“When I got to that [foster] home, [I was] not speaking. I lashed out, tried to be late for curfew on purpose because I wanted to give them a hard time. Eventually, I got into the groove of school, but that took a while because when I got to the new foster home, there wasn’t a discussion about what school I would be going to. And I didn’t think that school would have to be a big issue or something that I would have had to fight for. But I was placed from the public school board into a Catholic school board. I had never been to a Catholic school before, and I was told, ‘okay here is your uniform, this is where you’re going now.’ Nobody asked my opinion about anything, about moving here, about going to school. I was very frustrated.”
“I thought graduating from high school would be so exciting for me, because it’s something that I’ve always worked hard towards. Growing up, my parents would say very mean things to my siblings and I that were not motivating, that we wouldn’t finish school and we wouldn’t end up finding a good job, things like that. That would be very frustrating to hear. As the time started to approach, it didn’t really feel like something I would be celebrating. It made me more nervous because at this point I knew that I couldn’t be in foster care anymore, that after I turned 18 I would have to move out or figure out what happens next [on my own].”

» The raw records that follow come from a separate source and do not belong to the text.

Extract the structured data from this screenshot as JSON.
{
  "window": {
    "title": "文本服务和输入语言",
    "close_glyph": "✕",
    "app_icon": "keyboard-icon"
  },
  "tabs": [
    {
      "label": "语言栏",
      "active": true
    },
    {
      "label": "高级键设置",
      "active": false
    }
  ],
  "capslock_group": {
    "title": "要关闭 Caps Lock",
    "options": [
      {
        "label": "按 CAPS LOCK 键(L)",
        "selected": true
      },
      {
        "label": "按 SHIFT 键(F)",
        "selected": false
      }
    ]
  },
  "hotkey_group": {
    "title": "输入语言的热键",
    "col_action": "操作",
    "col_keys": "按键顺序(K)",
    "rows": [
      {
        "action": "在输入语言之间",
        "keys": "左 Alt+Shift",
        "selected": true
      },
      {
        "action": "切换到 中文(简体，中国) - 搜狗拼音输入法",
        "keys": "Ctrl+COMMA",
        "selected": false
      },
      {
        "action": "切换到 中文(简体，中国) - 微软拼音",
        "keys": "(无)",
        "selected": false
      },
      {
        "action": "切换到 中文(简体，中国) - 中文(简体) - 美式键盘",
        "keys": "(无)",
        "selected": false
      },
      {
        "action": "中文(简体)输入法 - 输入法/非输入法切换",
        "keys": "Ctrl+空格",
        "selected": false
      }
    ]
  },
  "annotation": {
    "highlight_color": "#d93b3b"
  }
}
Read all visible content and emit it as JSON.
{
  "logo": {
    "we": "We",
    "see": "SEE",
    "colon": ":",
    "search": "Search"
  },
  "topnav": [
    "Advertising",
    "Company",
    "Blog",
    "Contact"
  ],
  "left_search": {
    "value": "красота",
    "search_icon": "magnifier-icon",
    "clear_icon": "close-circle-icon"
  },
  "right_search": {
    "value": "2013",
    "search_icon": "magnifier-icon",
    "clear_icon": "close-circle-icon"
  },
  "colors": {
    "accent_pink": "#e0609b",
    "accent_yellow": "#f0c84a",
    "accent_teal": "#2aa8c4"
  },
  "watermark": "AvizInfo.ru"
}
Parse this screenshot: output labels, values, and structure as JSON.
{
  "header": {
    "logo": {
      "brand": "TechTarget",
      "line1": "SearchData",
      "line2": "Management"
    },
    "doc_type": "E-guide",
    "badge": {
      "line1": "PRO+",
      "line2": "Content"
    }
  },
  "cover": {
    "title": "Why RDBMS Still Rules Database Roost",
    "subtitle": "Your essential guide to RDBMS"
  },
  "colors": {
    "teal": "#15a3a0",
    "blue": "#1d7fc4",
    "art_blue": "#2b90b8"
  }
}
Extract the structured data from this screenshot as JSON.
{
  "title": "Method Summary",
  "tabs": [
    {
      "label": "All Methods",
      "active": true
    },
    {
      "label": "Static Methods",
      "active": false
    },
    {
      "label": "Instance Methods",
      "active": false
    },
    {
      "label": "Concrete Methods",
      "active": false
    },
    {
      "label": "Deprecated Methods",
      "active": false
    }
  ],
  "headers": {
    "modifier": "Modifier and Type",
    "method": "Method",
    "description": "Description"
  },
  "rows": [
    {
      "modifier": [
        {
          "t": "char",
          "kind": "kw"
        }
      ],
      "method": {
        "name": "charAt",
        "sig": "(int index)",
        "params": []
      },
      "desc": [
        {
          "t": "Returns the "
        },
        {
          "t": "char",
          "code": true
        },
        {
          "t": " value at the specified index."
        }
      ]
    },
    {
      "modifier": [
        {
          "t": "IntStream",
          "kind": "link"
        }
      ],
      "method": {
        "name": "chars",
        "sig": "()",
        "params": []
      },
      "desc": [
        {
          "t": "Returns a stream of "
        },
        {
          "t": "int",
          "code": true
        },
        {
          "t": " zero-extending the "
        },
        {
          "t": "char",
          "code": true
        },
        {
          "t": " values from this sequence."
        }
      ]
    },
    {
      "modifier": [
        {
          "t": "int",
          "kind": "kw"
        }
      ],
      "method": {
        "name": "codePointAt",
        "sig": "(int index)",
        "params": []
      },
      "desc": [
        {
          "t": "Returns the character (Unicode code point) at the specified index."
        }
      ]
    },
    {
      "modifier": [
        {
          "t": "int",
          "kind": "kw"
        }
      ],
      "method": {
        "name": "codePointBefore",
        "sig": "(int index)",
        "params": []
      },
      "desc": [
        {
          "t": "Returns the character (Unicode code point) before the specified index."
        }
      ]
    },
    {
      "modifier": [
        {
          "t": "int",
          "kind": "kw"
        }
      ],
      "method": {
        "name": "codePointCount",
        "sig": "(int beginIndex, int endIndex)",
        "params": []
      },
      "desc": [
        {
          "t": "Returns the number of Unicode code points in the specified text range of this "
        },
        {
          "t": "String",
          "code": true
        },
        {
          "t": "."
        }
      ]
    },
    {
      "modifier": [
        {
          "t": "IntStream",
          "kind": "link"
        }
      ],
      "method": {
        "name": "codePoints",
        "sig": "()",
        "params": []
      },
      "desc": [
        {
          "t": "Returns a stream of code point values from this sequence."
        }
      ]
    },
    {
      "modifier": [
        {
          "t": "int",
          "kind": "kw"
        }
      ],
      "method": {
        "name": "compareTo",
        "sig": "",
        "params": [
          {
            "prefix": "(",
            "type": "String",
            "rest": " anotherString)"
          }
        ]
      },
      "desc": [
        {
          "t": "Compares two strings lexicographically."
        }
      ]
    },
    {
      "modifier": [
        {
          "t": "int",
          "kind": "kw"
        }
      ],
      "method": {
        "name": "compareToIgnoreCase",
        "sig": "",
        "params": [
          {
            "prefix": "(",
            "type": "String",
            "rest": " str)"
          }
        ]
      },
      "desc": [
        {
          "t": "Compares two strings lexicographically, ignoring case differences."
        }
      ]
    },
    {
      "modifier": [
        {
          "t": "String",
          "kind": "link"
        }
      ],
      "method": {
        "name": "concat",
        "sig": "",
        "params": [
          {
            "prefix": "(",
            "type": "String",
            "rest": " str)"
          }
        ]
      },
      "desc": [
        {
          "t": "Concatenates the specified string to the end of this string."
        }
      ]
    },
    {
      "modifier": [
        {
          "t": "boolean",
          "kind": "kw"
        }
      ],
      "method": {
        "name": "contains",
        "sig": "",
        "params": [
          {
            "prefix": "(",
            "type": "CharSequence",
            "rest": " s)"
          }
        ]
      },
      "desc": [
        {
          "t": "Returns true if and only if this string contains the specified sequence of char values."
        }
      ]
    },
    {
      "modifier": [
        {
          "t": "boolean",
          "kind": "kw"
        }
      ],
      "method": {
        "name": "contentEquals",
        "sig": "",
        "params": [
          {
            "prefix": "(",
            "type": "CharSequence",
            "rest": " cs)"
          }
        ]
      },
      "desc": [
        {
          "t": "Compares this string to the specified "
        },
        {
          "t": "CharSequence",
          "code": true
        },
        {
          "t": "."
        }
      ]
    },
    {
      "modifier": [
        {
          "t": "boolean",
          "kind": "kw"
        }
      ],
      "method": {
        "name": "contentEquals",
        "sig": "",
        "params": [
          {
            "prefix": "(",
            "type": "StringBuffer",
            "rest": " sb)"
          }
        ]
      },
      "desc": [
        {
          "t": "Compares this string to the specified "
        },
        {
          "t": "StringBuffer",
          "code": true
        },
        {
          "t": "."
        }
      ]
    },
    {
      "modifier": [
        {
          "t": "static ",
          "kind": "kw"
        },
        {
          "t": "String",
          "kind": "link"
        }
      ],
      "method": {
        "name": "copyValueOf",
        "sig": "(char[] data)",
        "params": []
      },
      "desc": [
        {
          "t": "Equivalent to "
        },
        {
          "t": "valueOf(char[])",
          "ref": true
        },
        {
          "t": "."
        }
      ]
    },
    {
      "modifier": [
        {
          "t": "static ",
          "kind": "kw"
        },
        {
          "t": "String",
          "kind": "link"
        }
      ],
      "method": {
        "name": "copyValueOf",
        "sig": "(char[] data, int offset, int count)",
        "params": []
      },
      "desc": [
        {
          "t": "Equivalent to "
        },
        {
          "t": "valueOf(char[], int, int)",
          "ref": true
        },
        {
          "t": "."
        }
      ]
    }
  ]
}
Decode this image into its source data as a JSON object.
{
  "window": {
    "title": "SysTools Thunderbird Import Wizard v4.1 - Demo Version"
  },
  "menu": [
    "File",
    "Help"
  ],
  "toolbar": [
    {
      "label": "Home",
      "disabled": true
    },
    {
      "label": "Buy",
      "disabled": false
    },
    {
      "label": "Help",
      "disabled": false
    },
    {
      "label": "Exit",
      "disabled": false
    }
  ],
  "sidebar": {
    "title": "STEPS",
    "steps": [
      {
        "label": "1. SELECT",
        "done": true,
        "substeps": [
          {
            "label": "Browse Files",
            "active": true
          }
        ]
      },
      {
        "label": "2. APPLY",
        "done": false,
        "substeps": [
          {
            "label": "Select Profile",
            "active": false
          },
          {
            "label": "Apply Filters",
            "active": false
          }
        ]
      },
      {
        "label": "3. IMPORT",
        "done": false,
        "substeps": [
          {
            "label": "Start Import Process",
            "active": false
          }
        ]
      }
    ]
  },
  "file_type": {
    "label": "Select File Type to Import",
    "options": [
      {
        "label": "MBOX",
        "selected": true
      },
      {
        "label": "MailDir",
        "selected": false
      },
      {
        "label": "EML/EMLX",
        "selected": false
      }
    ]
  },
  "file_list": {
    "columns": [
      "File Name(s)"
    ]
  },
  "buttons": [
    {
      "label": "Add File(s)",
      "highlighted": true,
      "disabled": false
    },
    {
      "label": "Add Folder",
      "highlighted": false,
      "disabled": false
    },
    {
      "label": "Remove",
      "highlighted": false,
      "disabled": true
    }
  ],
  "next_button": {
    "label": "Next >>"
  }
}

“[Something that was really exciting was that] I got to go to the Corsage Project and got my dress [for prom]. I got to spend a whole day going through dresses talking about my makeup, trying on shoes, meeting other people. It was a really fun day, I was happy to find my dress and find a nice colour. It was really good for my self-esteem.”
“I was always a good kid in school, I always did really well, would always have really good grades. I kept hearing everyone say, ‘you need to start applying to college and university.’ I wasn’t really sure what I wanted to do, but I played a lot of sports so I got some ideas from a few friends that I [played] rugby, basketball, and volleyball with. I found out about McMaster and the programs that they had and that they had a particular rugby team that did really well. So that’s where I ended up wanting to go. I remember applying and I was really nervous because I didn’t know what would actually happen next because I’d never had a sibling or a family friend that went to university, and I was a part of that process and that process was new for me.”
“I would say a combination of school and athletics [is what got me to where I am today]. And the little connections that I was able to make with people through camp and the people that I’d meet when I was travelling for sports, [like coaches, parents and other athletes]. They would give me little words of wisdom. Those little connections that I was able to make with people helped because then I could form my own version community that I could take with me everywhere.”
“I found out about Children’s Aid Foundation of Canada through a worker; she was telling me about different opportunities that would help me with school. She told me about the website, how to go through the forms for scholarships and bursaries to see if I could possibly get funding to go to school in September.”
“I would like to thank those who’ve donated [to the Foundation] because it does have an impact. It’s very hard to find people who do not know you and that are very accepting of your situation and that want to help you as your own family should. I am very thankful for that because they have provided very many opportunities.”